Recently, my boss asked our team to complete a “strengths test” to ensure we’re maximizing on our individual skills and using them to our team’s advantage. She suggested the University of Pennsylvania Strengths Test, which proved to be pretty comprehensive and accurate (I even made My Other Half do it). One my top strengths, according to the test, is loyalty. I thought this was nice (and definitely true), but when it comes to cooking, I might be taking my “loyalty” a little too far…
When I find something I like, I tend to stick with it. Since I started cooking a lot, this has been the case with my recipe hunting and cookbooks. My old Roomie introduced me to Canadian Living and it never failed me, so I came to prefer their recipes. I will always go to CanadianLiving.ca before any other website when looking for a recipe.
The same goes for Nigella Lawson. I discovered her, fell in love (seriously, it’s a girl crush and kind of a problem) and now I feel like I’m betraying her if I start to be interested in any other celebrity cooks. Not only that, but I am also defensive – “oh, but he’s no Nigella!”
So I’m pretty biased. And naturally, I’ve had a hard time warming up to the cookbooks and recipes my big cousin Denise has introduced me to since moving in with us. Loyalty is a great characteristic, but when it comes to cooking, having an open mind and trying new things is important. So I’ve had to… “broaden my horizons”, so-to-speak.
De had one cookbook in particular that she kept pushing my way – Jamie Oliver’s Food Revolution. Having had a really bad experience with Gordon Ramsay’s cookbooks (I love Hell’s Kitchen but his cookbooks are just not for us), I was not ready to experiment with another British TV chef. Plus… anything he can do, Nigella can do better, right?
But after De made several of his recipes (all mouth-wateringly delicious and super easy, I might add) I started to become intrigued. After half a dozen recipes, I had definitely warmed up to Jamie Oliver. And then De read the introduction to his Food Revolution cookbook to me, out loud. And I was sold.
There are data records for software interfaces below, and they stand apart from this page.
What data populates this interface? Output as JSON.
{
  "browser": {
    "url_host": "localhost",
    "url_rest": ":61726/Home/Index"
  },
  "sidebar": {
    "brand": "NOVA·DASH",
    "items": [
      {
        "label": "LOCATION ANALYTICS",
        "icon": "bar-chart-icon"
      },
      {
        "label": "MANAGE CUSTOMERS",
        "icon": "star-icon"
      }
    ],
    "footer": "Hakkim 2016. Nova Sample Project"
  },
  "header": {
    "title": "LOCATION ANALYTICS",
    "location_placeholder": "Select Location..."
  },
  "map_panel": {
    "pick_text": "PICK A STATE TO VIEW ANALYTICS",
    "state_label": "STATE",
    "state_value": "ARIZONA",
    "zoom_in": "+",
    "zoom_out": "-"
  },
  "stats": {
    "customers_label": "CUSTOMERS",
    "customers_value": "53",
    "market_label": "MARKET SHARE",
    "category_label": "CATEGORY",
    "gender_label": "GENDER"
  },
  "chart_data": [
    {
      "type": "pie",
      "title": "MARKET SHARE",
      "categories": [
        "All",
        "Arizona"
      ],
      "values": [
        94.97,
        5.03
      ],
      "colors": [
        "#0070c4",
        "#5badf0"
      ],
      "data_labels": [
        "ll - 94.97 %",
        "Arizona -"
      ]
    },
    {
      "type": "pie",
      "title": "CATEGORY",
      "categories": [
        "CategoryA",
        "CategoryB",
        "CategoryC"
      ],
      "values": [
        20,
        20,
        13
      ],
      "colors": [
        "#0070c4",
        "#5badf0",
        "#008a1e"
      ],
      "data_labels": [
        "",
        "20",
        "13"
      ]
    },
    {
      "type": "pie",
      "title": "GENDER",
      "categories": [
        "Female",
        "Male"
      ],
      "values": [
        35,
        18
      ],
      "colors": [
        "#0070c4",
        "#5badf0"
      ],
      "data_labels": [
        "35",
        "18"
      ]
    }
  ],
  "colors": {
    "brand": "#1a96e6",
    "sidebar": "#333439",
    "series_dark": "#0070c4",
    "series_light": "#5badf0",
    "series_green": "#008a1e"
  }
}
Everyone knows that the UK and the USA are two of the most fast-food-loving, obesity-riddled countries on the planet. Jamie’s goal in writing this cookbook was to combat the “instant gratification” problem in the Western food world by creating a revolution – a cookbook with simple, delicious and quick recipes that anyone can cook. And hopefully, recipes that regular people – fat, normal and tiny alike – will choose to make instead of pizza, take-out, fast food and frozen dinners.
In the introduction, Jamie asks everyone to master just a few of the recipes in the cookbook, and the pass them on. He surmises that if everyone teaches at least three people these recipes, and they too pass it on, a food revolution will begin. It’s kind of like the movie Pay it Forward (have you seen it? It’s great, if you haven’t). Basically, Jamie Oliver thinks we can beat this terrible “I don’t have the time, patience, energy or knowledge to cook” problem just by passing along his recipes.
Has it worked? Probably not on the scale Jamie and his publishers dreamed of, but it definitely won me over. And Denise showed me the cookbook and taught me some recipes. So I guess it is working. And the cookbook has seen good sales, especially in the UK, so perhaps, even marginally, Mr. Oliver has made a difference.
Besides the whole “save the world one meal at a time” thing, the cookbook is just plain good. It has little sections and instructions I never thought of, but really appreciate and now consult on a regular basis. For example, it has a section on salads – the six parts to a salad. Two types of leaves, herbs, cheese, nuts, veggies… and there you have it, the perfect salad with only six ingredients and one of his quick homemade dressings. And he lays this all out in a chart-like format, making it crystal clear. Or, if you’re into Asian and Indians foods, he explains how to make all the common curry pastes – vindaloo, madras etc. with everyday ingredients. None of these weird things you’ve never heard of, just stuff you can get at the local grocery store.
So, there you have it – I am endorsing Jamie Oliver’s Food Revolution, so much so that I bought the cookbook from Chapters online for only $15. Just another one to add to my ever-growing collection!
Here are some of the recipes we’ve made from the cookbook:
- Sweet and Sour Pork
- French dressing
- Sweet Potato and Chorizo Soup
- Cauliflower Cheese Soup
- British Beef and Onion Pie
- Pork Kabobs
- Macaroni and Cauliflower Cheese Bake